*** Records for this task ***

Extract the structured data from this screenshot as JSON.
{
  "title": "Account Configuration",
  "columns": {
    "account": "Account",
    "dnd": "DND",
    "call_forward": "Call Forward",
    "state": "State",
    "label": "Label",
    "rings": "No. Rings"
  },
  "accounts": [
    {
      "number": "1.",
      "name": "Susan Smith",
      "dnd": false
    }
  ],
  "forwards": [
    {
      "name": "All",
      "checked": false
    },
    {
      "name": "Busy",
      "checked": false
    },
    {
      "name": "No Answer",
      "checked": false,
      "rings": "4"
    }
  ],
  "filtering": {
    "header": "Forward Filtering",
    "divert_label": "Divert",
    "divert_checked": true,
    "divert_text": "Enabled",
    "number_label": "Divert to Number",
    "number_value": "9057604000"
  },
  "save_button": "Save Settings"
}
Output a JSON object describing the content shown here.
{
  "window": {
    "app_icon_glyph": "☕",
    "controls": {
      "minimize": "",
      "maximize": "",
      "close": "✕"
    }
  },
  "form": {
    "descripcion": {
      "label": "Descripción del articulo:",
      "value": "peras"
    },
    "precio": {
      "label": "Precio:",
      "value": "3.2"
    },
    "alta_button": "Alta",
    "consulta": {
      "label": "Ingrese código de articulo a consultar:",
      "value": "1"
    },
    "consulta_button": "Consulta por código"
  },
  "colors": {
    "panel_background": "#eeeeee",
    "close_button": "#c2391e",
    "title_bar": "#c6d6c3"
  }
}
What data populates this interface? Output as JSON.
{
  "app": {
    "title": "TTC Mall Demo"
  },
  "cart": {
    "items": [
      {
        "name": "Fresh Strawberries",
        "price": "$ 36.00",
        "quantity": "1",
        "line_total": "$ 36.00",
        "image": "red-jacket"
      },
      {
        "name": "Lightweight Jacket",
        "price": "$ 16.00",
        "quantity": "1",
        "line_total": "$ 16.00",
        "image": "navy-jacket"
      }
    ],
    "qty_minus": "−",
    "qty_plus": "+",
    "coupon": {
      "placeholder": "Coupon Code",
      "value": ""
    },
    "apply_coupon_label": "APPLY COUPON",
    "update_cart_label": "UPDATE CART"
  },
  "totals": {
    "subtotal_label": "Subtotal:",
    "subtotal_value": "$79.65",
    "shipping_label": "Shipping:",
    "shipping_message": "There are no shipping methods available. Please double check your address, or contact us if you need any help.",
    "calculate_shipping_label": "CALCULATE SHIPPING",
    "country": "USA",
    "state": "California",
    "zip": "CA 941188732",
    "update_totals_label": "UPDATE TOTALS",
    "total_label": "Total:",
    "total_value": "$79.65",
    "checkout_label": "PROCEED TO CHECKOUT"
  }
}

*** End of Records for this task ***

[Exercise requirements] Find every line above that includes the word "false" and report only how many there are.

[Task answer] 4